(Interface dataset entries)
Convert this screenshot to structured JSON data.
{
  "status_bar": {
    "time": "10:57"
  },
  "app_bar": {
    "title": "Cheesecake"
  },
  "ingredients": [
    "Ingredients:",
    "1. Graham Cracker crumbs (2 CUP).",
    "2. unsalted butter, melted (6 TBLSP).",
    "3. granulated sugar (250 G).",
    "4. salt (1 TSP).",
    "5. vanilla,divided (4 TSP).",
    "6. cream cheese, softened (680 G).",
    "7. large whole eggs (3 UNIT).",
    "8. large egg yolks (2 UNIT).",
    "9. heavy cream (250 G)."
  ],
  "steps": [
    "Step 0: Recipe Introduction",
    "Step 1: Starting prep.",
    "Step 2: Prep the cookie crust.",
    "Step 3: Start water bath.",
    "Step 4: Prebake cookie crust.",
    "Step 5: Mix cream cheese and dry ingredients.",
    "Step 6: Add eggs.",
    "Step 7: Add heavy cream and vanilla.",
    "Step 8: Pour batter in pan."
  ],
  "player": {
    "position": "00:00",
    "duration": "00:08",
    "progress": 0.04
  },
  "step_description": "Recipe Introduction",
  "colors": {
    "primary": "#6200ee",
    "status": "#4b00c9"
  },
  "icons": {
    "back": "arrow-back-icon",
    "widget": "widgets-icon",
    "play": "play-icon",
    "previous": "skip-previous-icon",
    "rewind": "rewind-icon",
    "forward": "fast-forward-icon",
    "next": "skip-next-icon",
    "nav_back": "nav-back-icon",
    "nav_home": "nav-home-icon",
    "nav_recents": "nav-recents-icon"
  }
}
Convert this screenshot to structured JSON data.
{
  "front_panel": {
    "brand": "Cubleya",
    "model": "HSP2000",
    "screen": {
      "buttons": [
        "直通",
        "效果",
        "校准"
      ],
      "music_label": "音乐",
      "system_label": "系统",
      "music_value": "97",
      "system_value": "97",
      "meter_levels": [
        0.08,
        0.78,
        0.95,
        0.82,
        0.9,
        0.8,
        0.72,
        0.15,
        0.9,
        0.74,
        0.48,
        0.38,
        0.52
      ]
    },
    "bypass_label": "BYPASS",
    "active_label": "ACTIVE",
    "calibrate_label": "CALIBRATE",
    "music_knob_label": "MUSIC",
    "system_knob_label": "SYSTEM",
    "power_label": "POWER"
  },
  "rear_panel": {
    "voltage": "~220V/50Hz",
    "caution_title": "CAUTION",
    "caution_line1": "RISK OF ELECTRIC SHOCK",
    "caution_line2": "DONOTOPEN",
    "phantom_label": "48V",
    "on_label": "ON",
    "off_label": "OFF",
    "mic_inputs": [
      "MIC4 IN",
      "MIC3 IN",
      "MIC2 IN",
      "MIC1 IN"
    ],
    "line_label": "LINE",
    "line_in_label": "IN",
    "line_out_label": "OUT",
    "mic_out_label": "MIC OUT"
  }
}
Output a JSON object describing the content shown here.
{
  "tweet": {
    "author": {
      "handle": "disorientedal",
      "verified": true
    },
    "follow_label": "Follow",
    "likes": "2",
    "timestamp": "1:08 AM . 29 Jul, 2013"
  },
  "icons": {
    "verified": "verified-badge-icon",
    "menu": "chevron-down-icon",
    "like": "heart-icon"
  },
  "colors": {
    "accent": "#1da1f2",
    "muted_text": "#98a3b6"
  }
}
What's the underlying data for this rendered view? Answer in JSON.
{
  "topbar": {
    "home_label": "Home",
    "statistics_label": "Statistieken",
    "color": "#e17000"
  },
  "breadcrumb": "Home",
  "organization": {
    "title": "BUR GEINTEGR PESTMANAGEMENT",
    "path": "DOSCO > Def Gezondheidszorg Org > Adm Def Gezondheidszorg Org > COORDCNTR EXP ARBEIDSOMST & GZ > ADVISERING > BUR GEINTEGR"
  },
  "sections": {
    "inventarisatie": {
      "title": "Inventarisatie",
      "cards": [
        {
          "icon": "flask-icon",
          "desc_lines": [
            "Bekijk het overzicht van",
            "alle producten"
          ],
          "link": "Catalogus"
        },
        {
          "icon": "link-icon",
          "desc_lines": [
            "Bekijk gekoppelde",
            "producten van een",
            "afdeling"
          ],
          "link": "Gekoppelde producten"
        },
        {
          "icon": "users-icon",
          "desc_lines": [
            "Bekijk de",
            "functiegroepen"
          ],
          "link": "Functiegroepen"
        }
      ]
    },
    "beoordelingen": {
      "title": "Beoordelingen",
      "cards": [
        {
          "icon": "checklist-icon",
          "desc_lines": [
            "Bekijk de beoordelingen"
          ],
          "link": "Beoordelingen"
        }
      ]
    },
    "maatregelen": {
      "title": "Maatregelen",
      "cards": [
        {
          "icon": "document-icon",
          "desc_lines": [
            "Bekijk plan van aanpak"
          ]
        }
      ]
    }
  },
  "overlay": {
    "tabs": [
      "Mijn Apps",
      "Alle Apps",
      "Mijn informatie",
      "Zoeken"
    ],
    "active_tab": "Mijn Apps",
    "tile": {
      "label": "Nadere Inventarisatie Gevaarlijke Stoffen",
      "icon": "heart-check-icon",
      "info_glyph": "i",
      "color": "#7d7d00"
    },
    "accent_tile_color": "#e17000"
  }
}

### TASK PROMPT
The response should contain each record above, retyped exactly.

### RESPONSE FOR THIS EXERCISE
Convert this screenshot to structured JSON data.
{
  "status_bar": {
    "time": "10:57"
  },
  "app_bar": {
    "title": "Cheesecake"
  },
  "ingredients": [
    "Ingredients:",
    "1. Graham Cracker crumbs (2 CUP).",
    "2. unsalted butter, melted (6 TBLSP).",
    "3. granulated sugar (250 G).",
    "4. salt (1 TSP).",
    "5. vanilla,divided (4 TSP).",
    "6. cream cheese, softened (680 G).",
    "7. large whole eggs (3 UNIT).",
    "8. large egg yolks (2 UNIT).",
    "9. heavy cream (250 G)."
  ],
  "steps": [
    "Step 0: Recipe Introduction",
    "Step 1: Starting prep.",
    "Step 2: Prep the cookie crust.",
    "Step 3: Start water bath.",
    "Step 4: Prebake cookie crust.",
    "Step 5: Mix cream cheese and dry ingredients.",
    "Step 6: Add eggs.",
    "Step 7: Add heavy cream and vanilla.",
    "Step 8: Pour batter in pan."
  ],
  "player": {
    "position": "00:00",
    "duration": "00:08",
    "progress": 0.04
  },
  "step_description": "Recipe Introduction",
  "colors": {
    "primary": "#6200ee",
    "status": "#4b00c9"
  },
  "icons": {
    "back": "arrow-back-icon",
    "widget": "widgets-icon",
    "play": "play-icon",
    "previous": "skip-previous-icon",
    "rewind": "rewind-icon",
    "forward": "fast-forward-icon",
    "next": "skip-next-icon",
    "nav_back": "nav-back-icon",
    "nav_home": "nav-home-icon",
    "nav_recents": "nav-recents-icon"
  }
}
Convert this screenshot to structured JSON data.
{
  "front_panel": {
    "brand": "Cubleya",
    "model": "HSP2000",
    "screen": {
      "buttons": [
        "直通",
        "效果",
        "校准"
      ],
      "music_label": "音乐",
      "system_label": "系统",
      "music_value": "97",
      "system_value": "97",
      "meter_levels": [
        0.08,
        0.78,
        0.95,
        0.82,
        0.9,
        0.8,
        0.72,
        0.15,
        0.9,
        0.74,
        0.48,
        0.38,
        0.52
      ]
    },
    "bypass_label": "BYPASS",
    "active_label": "ACTIVE",
    "calibrate_label": "CALIBRATE",
    "music_knob_label": "MUSIC",
    "system_knob_label": "SYSTEM",
    "power_label": "POWER"
  },
  "rear_panel": {
    "voltage": "~220V/50Hz",
    "caution_title": "CAUTION",
    "caution_line1": "RISK OF ELECTRIC SHOCK",
    "caution_line2": "DONOTOPEN",
    "phantom_label": "48V",
    "on_label": "ON",
    "off_label": "OFF",
    "mic_inputs": [
      "MIC4 IN",
      "MIC3 IN",
      "MIC2 IN",
      "MIC1 IN"
    ],
    "line_label": "LINE",
    "line_in_label": "IN",
    "line_out_label": "OUT",
    "mic_out_label": "MIC OUT"
  }
}
Output a JSON object describing the content shown here.
{
  "tweet": {
    "author": {
      "handle": "disorientedal",
      "verified": true
    },
    "follow_label": "Follow",
    "likes": "2",
    "timestamp": "1:08 AM . 29 Jul, 2013"
  },
  "icons": {
    "verified": "verified-badge-icon",
    "menu": "chevron-down-icon",
    "like": "heart-icon"
  },
  "colors": {
    "accent": "#1da1f2",
    "muted_text": "#98a3b6"
  }
}
What's the underlying data for this rendered view? Answer in JSON.
{
  "topbar": {
    "home_label": "Home",
    "statistics_label": "Statistieken",
    "color": "#e17000"
  },
  "breadcrumb": "Home",
  "organization": {
    "title": "BUR GEINTEGR PESTMANAGEMENT",
    "path": "DOSCO > Def Gezondheidszorg Org > Adm Def Gezondheidszorg Org > COORDCNTR EXP ARBEIDSOMST & GZ > ADVISERING > BUR GEINTEGR"
  },
  "sections": {
    "inventarisatie": {
      "title": "Inventarisatie",
      "cards": [
        {
          "icon": "flask-icon",
          "desc_lines": [
            "Bekijk het overzicht van",
            "alle producten"
          ],
          "link": "Catalogus"
        },
        {
          "icon": "link-icon",
          "desc_lines": [
            "Bekijk gekoppelde",
            "producten van een",
            "afdeling"
          ],
          "link": "Gekoppelde producten"
        },
        {
          "icon": "users-icon",
          "desc_lines": [
            "Bekijk de",
            "functiegroepen"
          ],
          "link": "Functiegroepen"
        }
      ]
    },
    "beoordelingen": {
      "title": "Beoordelingen",
      "cards": [
        {
          "icon": "checklist-icon",
          "desc_lines": [
            "Bekijk de beoordelingen"
          ],
          "link": "Beoordelingen"
        }
      ]
    },
    "maatregelen": {
      "title": "Maatregelen",
      "cards": [
        {
          "icon": "document-icon",
          "desc_lines": [
            "Bekijk plan van aanpak"
          ]
        }
      ]
    }
  },
  "overlay": {
    "tabs": [
      "Mijn Apps",
      "Alle Apps",
      "Mijn informatie",
      "Zoeken"
    ],
    "active_tab": "Mijn Apps",
    "tile": {
      "label": "Nadere Inventarisatie Gevaarlijke Stoffen",
      "icon": "heart-check-icon",
      "info_glyph": "i",
      "color": "#7d7d00"
    },
    "accent_tile_color": "#e17000"
  }
}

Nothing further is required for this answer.